June is Men’s Health Month, and Sunday, June 17 is Father’s Day. There is no better time of the year to focus on men’s health.

As a father and husband, let me suggest to spouses and family members that you skip buying dad another tie or grill mitt this Father’s Day. Instead, let him know you want him to be here for many more Father’s Days.

Here are 7 ways to give your dad the gift of health:

1) Ask dad to get the PSA test. The greatest risk factors for developing prostate cancer are increasing age, family history, ethnicity, and diet. If you can answer yes to any of these factors, get the test today. Don’t wait: I am older than 50, I have a family history of prostate cancer, or I am African-American.

2) Send dad a note, an e-card or a text encouraging him to schedule an annual check-up.

3) Commit to a healthier lifestyle. Keep each other accountable, and get the whole family involved.

4) Get your heart rates up. Take walks together; hike, play a friendly game of basketball, football or Frisbee; go golfing; or invite the grandkids to the park.

5) Eat dinner together. Find healthy alternatives at your favorite restaurants.

6) Give healthy gifts.
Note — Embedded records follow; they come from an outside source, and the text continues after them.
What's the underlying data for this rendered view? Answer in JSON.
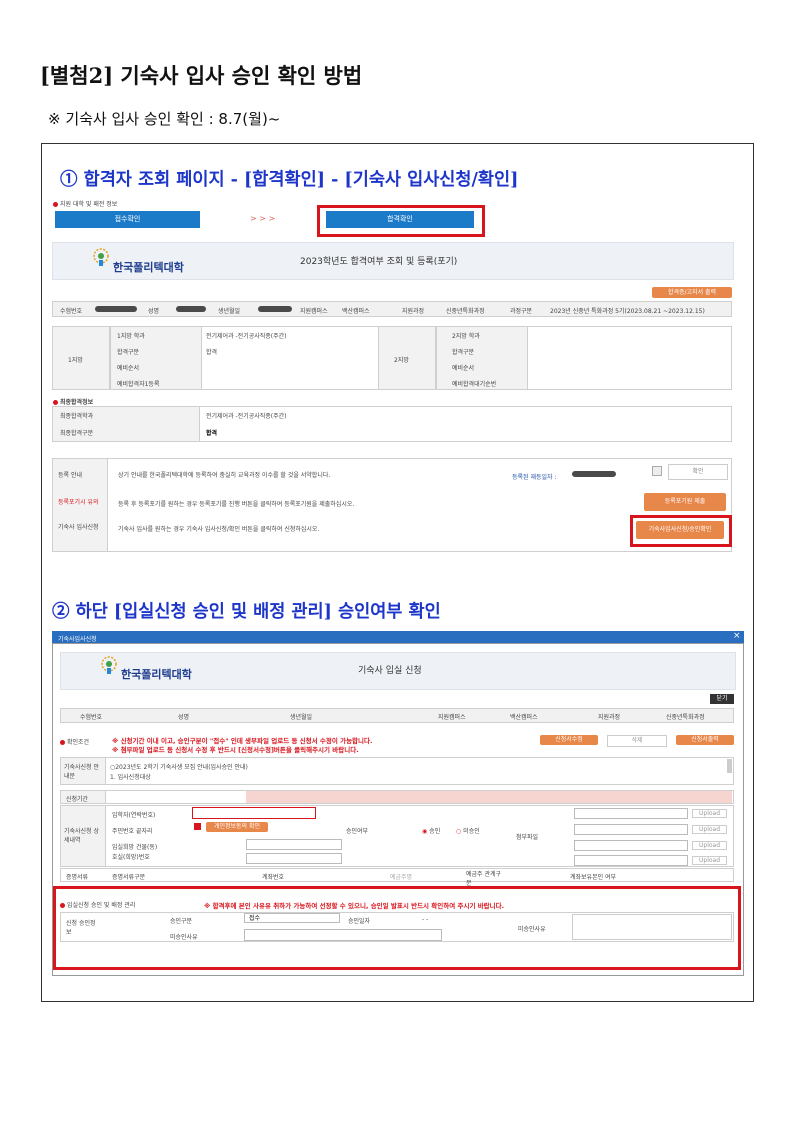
{
  "heading": "[별첨2] 기숙사 입사 승인 확인 방법",
  "subheading": "※ 기숙사 입사 승인 확인 : 8.7(월)~",
  "step1": {
    "title": "① 합격자 조회 페이지 - [합격확인] - [기숙사 입사신청/확인]",
    "section_label": "지원 대학 및 패전 정보",
    "btn_receipt": "접수확인",
    "arrows": "> > >",
    "btn_pass": "합격확인",
    "logo": "한국폴리텍대학",
    "banner_title": "2023학년도 합격여부 조회 및 등록(포기)",
    "print_btn": "합격증/고지서 출력",
    "info_row": [
      "수험번호",
      "성명",
      "생년월일",
      "지원캠퍼스",
      "백산캠퍼스",
      "지원과정",
      "신중년특화과정",
      "과정구분",
      "2023년 신중년 특화과정 5기(2023.08.21 ~2023.12.15)"
    ],
    "choice1_label": "1지망",
    "choice2_label": "2지망",
    "choice_rows": [
      {
        "k": "1지망 학과",
        "v": "전기제어과 -전기공사직종(주간)"
      },
      {
        "k": "합격구분",
        "v": "합격"
      },
      {
        "k": "예비순서",
        "v": ""
      },
      {
        "k": "예비합격자1등록",
        "v": ""
      }
    ],
    "choice2_rows": [
      "2지망 학과",
      "합격구분",
      "예비순서",
      "예비합격대기순번"
    ],
    "final_label": "최종합격정보",
    "final_rows": [
      {
        "k": "최종합격학과",
        "v": "전기제어과 -전기공사직종(주간)"
      },
      {
        "k": "최종합격구분",
        "v": "합격"
      }
    ],
    "reg_label": "등록 안내",
    "reg_text": "상기 안내를 한국폴리텍대학에 등록하여 충실히 교육과정 이수를 할 것을 서약합니다.",
    "reg_date_label": "등록된 재등일자 :",
    "confirm_btn": "확인",
    "cancel_label": "등록포기시 유의",
    "cancel_text": "등록 후 등록포기를 원하는 경우 등록포기를 진행 버튼을 클릭하여 등록포기원을 제출하십시오.",
    "cancel_btn": "등록포기원 제출",
    "dorm_label": "기숙사 입사신청",
    "dorm_text": "기숙사 입사를 원하는 경우 기숙사 입사신청/확인 버튼을 클릭하여 신청하십시오.",
    "dorm_btn": "기숙사입사신청/승인확인"
  },
  "step2": {
    "title": "② 하단 [입실신청 승인 및 배정 관리] 승인여부 확인",
    "window_title": "기숙사입사신청",
    "close": "×",
    "logo": "한국폴리텍대학",
    "banner_title": "기숙사 입실 신청",
    "tag": "닫기",
    "info_row": [
      "수험번호",
      "성명",
      "생년월일",
      "지원캠퍼스",
      "백산캠퍼스",
      "지원과정",
      "신중년특화과정"
    ],
    "notice_label": "확인조건",
    "notice_lines": [
      "※ 신청기간 이내 이고, 승인구분이 \"접수\" 인데 생부파일 업로드 등 신청서 수정이 가능합니다.",
      "※ 첨부파일 업로드 등 신청서 수정 후 반드시 [신청서수정]버튼을 클릭해주시기 바랍니다."
    ],
    "btn_edit": "신청서수정",
    "btn_delete": "삭제",
    "btn_print": "신청서출력",
    "guide_label": "기숙사신청 안내문",
    "guide_lines": [
      "○2023년도 2학기 기숙사생 모집 안내(입사승인 안내)",
      "1. 입사신청대상"
    ],
    "detail_label": "기숙사신청 상세내역",
    "row_labels": [
      "신청기간",
      "입학자(연락번호)",
      "주민번호 끝자리",
      "입실희망 건물(동)",
      "호실(희망)번호"
    ],
    "agree_label": "개인정보동의 확인",
    "approval_label": "승인여부",
    "radio_yes": "승인",
    "radio_no": "미승인",
    "attach_label": "첨부파일",
    "upload_label": "Upload",
    "bottom_row": [
      "증명서류",
      "증명서류구분",
      "계좌번호",
      "예금주명",
      "예금주 관계구분",
      "계좌보유본인 여부"
    ],
    "mgmt_label": "입실신청 승인 및 배정 관리",
    "mgmt_notice": "※ 합격후에 본인 사유유 취하가 가능하여 선정할 수 있으니, 승인일 발표시 반드시 확인하여 주시기 바랍니다.",
    "mgmt_rows": {
      "left_label": "신청 승인정보",
      "approval_type_label": "승인구분",
      "approval_type_value": "접수",
      "approval_date_label": "승인일자",
      "approval_date_value": "- -",
      "reject_reason_label": "미승인사유",
      "remark_label": "미승인사유"
    }
  },
  "colors": {
    "title_blue": "#1d36c9",
    "highlight_red": "#d8141c",
    "btn_blue": "#1c7bc9",
    "btn_orange": "#e8874a"
  }
}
If you do get dad a gift for Father’s Day, consider a game you can play together; a FitBit, health monitor, health app, or step counter; or a healthy treat or meal.

7) Support Men’s Health. Donate your time or money. Recently, I was elected to serve on the national board of directors for ZERO: The End of Prostate Cancer, the leading national nonprofit with the mission to end prostate cancer. I am joining with them to help end prostate cancer. Find a nonprofit that works for a men’s health cause you’re passionate about.

There is nothing wrong with growing mustaches and raising awareness of men’s health issues for Movember. We need that ― but we also need men to take actionI did, and it has saved my life thus far. One in every nine men will have to face prostate cancer in their lifetime. That can be changed. The best way for any man to say, “I love you,” to his family and loved ones is to do his best to ensure that he is here for many Father’s Days to come.

What’s your organization’s purpose?

No, not profitability or outcomes, but the social or environmental impact your organization prioritizes. Consumers no longer are solely focusing on products and services—they’re focusing on the intentions and actions of organizations as well. A 2018 Cone Communications Study found that “companies that lead with Purpose will stand to build deeper bonds with existing consumers, expand the consumer base and enlist those brand advocates to share the brand message.”

The study found that:

  • 78% of Americans believe that companies must positively impact society
  • 77% feel a stronger emotional bond to purpose-driven companies
  • 66% would use products from a purpose-driven company than a non-purpose driven companies

Read Cone Communication’s full purpose study: How To Build Deeper Bonds, Amplify Your Message And Expand Customer Base.

When you’re looking to add purpose to your organization, utilize Community Health Charities’ extensive resource library, engagement tools to get your full team on board, and cause marketing solutions to involve your community.